To do
Report all lines from the entries below in which "JSON" appears.

Provided data
- Opening Delimiter -

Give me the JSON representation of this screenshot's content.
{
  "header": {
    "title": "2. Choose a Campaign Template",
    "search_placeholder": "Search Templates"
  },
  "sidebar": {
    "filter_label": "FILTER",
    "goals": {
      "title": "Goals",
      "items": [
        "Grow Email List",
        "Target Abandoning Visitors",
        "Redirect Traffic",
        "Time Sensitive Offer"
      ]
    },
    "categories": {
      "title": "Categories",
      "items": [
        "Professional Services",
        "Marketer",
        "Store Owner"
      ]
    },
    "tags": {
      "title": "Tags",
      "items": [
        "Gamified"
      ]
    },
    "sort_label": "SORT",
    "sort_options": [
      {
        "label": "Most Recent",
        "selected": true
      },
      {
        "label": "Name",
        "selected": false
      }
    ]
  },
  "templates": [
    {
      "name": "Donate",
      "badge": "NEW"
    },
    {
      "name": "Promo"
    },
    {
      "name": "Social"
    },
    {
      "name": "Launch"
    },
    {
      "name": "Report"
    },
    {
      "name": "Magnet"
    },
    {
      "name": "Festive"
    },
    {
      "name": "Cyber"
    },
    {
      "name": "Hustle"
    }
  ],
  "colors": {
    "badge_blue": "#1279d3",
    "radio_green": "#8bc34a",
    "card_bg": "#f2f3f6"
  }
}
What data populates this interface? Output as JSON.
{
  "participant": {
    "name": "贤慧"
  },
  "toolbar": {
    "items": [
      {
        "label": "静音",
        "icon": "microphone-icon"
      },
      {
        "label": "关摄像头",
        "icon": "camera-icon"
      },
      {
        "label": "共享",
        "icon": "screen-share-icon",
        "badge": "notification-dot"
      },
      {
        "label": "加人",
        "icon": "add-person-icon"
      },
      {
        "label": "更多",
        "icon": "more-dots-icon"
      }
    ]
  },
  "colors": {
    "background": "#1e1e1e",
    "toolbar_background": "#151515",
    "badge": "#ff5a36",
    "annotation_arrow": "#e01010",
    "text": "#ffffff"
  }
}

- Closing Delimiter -

Solution to the exercise
Give me the JSON representation of this screenshot's content.
What data populates this interface? Output as JSON.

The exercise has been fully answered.